EXERCISE REQUIREMENTS: Records follow. Pull out every line that contains "cream".

++++++++++++++++++++

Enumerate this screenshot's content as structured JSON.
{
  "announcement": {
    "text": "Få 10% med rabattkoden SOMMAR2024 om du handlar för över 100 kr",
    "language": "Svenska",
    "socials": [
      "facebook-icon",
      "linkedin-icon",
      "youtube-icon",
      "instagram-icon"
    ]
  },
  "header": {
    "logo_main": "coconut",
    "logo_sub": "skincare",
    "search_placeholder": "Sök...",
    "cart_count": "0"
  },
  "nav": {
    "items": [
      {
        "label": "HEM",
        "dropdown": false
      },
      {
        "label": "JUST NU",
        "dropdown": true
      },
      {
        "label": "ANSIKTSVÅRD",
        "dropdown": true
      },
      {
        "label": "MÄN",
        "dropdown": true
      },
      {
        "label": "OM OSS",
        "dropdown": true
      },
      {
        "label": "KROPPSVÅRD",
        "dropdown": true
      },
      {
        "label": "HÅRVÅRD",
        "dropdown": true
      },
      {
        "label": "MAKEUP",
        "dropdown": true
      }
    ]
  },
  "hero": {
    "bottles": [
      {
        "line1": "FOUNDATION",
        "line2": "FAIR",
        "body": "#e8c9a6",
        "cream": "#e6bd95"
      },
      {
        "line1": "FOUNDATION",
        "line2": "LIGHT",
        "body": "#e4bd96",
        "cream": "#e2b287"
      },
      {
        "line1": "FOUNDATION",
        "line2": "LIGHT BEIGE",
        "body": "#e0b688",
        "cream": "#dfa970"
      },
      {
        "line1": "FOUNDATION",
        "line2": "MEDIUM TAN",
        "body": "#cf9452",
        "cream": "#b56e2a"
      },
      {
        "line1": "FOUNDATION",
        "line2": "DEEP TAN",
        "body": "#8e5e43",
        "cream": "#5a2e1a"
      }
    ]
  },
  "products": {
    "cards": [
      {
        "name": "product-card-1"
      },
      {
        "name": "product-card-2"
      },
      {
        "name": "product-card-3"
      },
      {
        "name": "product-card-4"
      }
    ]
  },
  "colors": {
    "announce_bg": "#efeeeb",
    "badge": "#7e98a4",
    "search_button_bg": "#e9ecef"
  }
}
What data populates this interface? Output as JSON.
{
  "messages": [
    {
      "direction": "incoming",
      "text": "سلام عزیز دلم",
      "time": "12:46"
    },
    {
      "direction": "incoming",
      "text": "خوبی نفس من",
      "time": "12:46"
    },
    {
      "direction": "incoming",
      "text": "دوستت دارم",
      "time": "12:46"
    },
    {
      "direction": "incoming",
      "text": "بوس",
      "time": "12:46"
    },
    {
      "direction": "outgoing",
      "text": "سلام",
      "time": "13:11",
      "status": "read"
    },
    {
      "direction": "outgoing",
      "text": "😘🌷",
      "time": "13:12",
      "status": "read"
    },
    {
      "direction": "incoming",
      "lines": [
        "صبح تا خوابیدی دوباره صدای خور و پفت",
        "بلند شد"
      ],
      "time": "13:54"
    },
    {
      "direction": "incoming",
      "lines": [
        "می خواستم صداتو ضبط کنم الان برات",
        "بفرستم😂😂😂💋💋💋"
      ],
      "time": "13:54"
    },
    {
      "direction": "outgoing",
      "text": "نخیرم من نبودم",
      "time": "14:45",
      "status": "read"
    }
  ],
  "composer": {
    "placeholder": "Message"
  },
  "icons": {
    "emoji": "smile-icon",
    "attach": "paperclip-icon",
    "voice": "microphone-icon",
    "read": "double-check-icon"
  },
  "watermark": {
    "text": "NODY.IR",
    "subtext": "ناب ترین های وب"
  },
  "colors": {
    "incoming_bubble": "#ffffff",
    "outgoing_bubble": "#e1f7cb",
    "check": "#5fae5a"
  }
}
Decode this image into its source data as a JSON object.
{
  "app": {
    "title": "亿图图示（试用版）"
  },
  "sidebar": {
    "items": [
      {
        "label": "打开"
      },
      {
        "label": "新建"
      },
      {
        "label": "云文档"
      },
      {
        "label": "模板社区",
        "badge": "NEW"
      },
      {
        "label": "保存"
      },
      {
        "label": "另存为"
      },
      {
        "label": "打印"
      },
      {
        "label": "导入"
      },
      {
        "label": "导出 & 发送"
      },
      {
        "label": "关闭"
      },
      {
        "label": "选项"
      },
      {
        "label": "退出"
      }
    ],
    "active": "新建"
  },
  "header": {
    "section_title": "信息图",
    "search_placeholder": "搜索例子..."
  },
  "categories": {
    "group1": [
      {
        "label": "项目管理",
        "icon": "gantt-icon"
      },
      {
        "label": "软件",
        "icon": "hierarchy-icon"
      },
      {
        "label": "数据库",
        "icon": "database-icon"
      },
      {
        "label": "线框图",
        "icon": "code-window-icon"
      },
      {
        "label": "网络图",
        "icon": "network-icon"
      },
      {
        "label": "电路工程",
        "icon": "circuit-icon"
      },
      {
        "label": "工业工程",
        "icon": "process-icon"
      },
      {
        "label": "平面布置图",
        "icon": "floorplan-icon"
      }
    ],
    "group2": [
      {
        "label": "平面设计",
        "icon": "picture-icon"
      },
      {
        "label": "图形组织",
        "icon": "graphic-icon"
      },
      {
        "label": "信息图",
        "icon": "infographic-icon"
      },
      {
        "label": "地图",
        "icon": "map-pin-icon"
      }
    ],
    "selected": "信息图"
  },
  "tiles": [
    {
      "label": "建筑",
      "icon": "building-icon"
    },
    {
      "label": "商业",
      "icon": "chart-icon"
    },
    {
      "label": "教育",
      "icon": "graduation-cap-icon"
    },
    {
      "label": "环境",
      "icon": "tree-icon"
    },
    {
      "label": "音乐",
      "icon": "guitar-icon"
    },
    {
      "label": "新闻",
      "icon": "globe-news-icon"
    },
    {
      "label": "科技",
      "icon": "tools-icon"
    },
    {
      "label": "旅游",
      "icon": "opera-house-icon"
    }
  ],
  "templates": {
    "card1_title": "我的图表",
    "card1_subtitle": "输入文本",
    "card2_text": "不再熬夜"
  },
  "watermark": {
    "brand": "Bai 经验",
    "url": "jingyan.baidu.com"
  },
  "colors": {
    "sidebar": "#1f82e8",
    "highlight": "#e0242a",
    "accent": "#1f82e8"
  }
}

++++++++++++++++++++

FINAL ANSWER:
        "cream": "#e6bd95"
        "cream": "#e2b287"
        "cream": "#dfa970"
        "cream": "#b56e2a"
        "cream": "#5a2e1a"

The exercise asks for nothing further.